Qualifying Criteria for Resolution Applicant

The resolution professionals had the liberty to invite a prospective lender, investor or any other individual of their choice to put forward a resolution plan. However, with the amendments to the act, resolution professionals are now instructed to first assess the criteria for resolution applicant and then invite eligible individuals.

This move ensures that applicants will be of apt financial, legal and technical competency background to be properly able to submit a resolution plan

Disqualification from submitting resolution Plan

Prior to the provision in the Amendment Act, many malicious promoters of corporate debtors submitted a resolution plan in a CIRP for their own distressed company, in turn, becoming a resolution applicant.

The new amendment act with its Section 29A updated a list to make certain individuals ineligible to submit a resolution plan.

Following people or the individuals acting jointly with such people are now deemed ineligible to submit a resolution plan.

  • Undischarged insolvent
  • Wilful defaulters
  • The person who has an account or an account of a corporate debtor under the management or control of such person, classified as a non-performing asset and a period of one year has elapsed since such classification;
  • A person convicted of any offense punishable with imprisonment for two years or more; (v) a person disqualified to act as a director under the Companies Act, 2013;
  • People prohibited by the Securities and Exchange Board of India from trading in securities or accessing the capital markets; (v a person who has been a promoter or in the management or control of a corporate debtor in which a preferential or undervalued or extortionate credit or  fraudulent transaction has taken place in respect of which an order has been made by the National Company Law Tribunal (“NCLT”);
  • A person who has executed an enforceable guarantee in favor of a creditor, in respect of a corporate debtor undergoing CIRP;
  •  A person who has been subject to any disability, corresponding to clauses (i) to (viii) above, under any law in a jurisdiction outside India.

These “connected” person clause added by the government will now help streamline the CIRP process and help improve transparency and curb mal-practices.

Submission of Resolution Plan

Bringing amendments to section 30(4) of the code, the act now stipulates that the resolution plan must be approved by a vote of no less 75% of voting shares of financial creditors. This step has been taken despite the risk of quick closure of CIRP, to improve transparency and credibility otherwise it could lead to a cycle of endless insolvency phases and will ultimately only benefit doubtful antecedents.  If the account of the individual  submitting the resolution plan has been a non-performing asset for a period exceeding 1 year, then a cure period of 30 days (from date of submission of resolution plan) is available for the person to pay the overdue amount

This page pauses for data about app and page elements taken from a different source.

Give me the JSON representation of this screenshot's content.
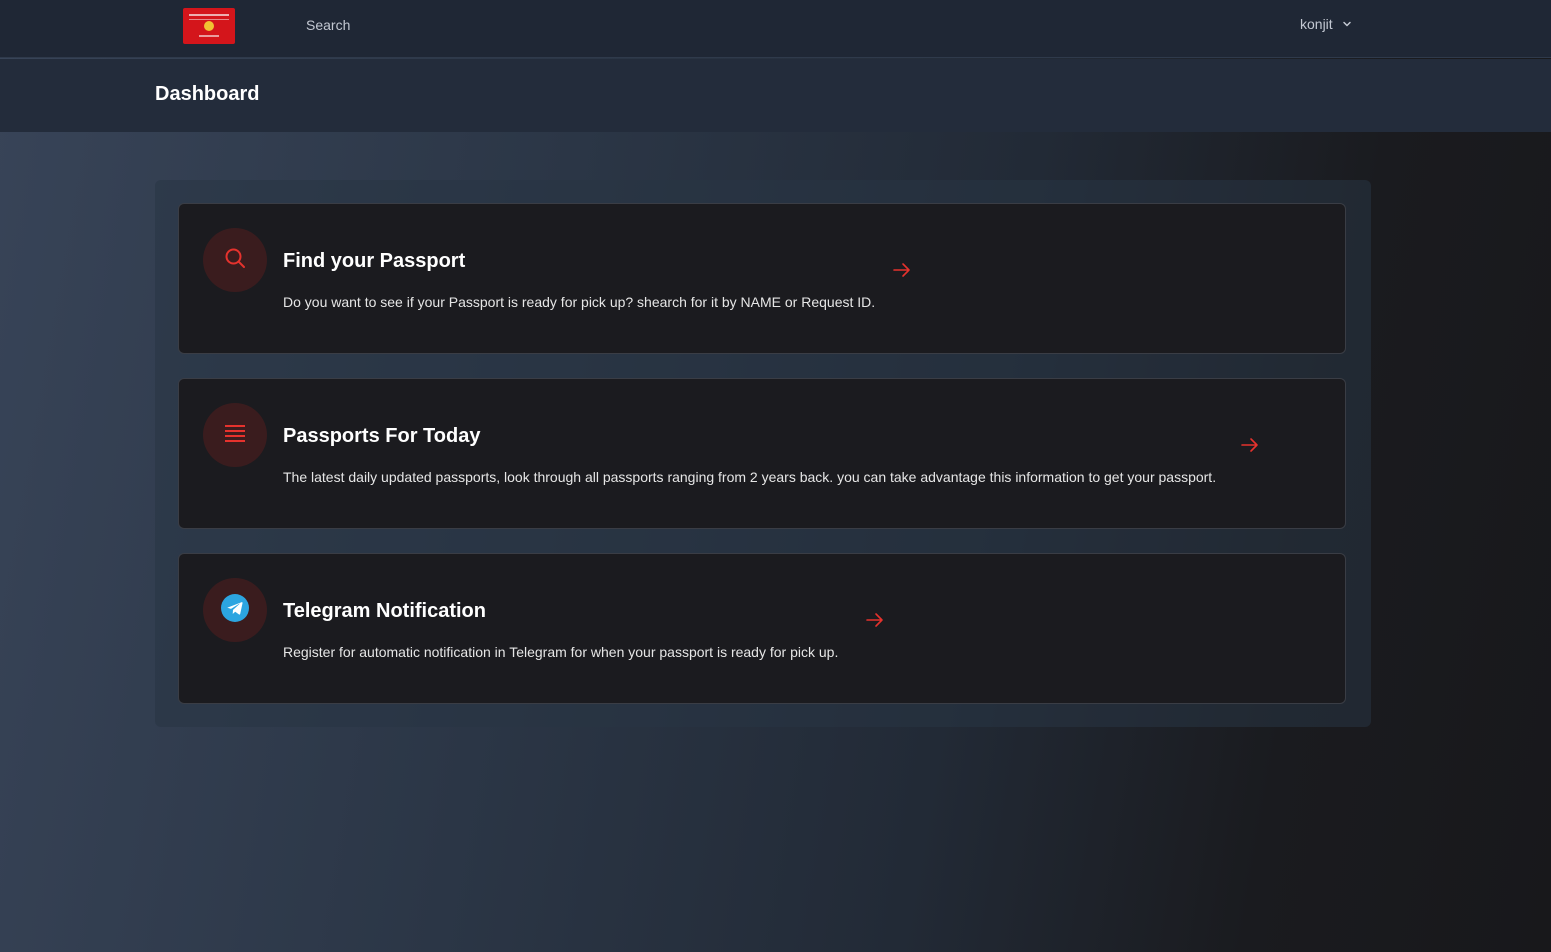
{
  "nav": {
    "logo_icon": "passport-logo",
    "search_label": "Search",
    "user_name": "konjit"
  },
  "header": {
    "title": "Dashboard"
  },
  "colors": {
    "accent": "#e5322d",
    "telegram": "#2ca5e0"
  },
  "cards": [
    {
      "icon": "search-icon",
      "title": "Find your Passport",
      "description": "Do you want to see if your Passport is ready for pick up? shearch for it by NAME or Request ID."
    },
    {
      "icon": "list-icon",
      "title": "Passports For Today",
      "description": "The latest daily updated passports, look through all passports ranging from 2 years back. you can take advantage this information to get your passport."
    },
    {
      "icon": "telegram-icon",
      "title": "Telegram Notification",
      "description": "Register for automatic notification in Telegram for when your passport is ready for pick up."
    }
  ]
}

Prohibition on sale of Distressed assets

Section 35 of the Code has been amended so as to safeguard that liquidator ensures that buyer of a distressed asset is not amongst the disqualified person list laid down by Section 29A. The provision helps prohibit liquidators from selling any immovable or immovable property and actionable claim of a corporate debtor who is under the process of CIRP.

Punishment where no Specfic Punishment is provided

The Amendment Act introduces a new provision in form of Section 235A. This section prescribes a fine of not less than one lakh rupees which can be extended up to two crore rupees if any person contravenes any provision of the Code or rules and regulations made under it if no penalty is prescribed for such contravention specifically.


The Amendment act has come as a welcome change to the provisions of the code which had become a hotbed for malpractice by corrupt individuals. Improving credibility, introducing transparency and adding disqualification criteria and introducing strict eligibility criteria has been a big step towards fine-tuning the CIRP

However, it will be intriguing to see how promoters, who have defaulted because of factors beyond their control such as genuine poor business performance and now are ineligible to submit resolution plans, choose to react to the Amendment Act. The consequences of rendering a certain class of people ineligible to participate in CIRP may have unintended results.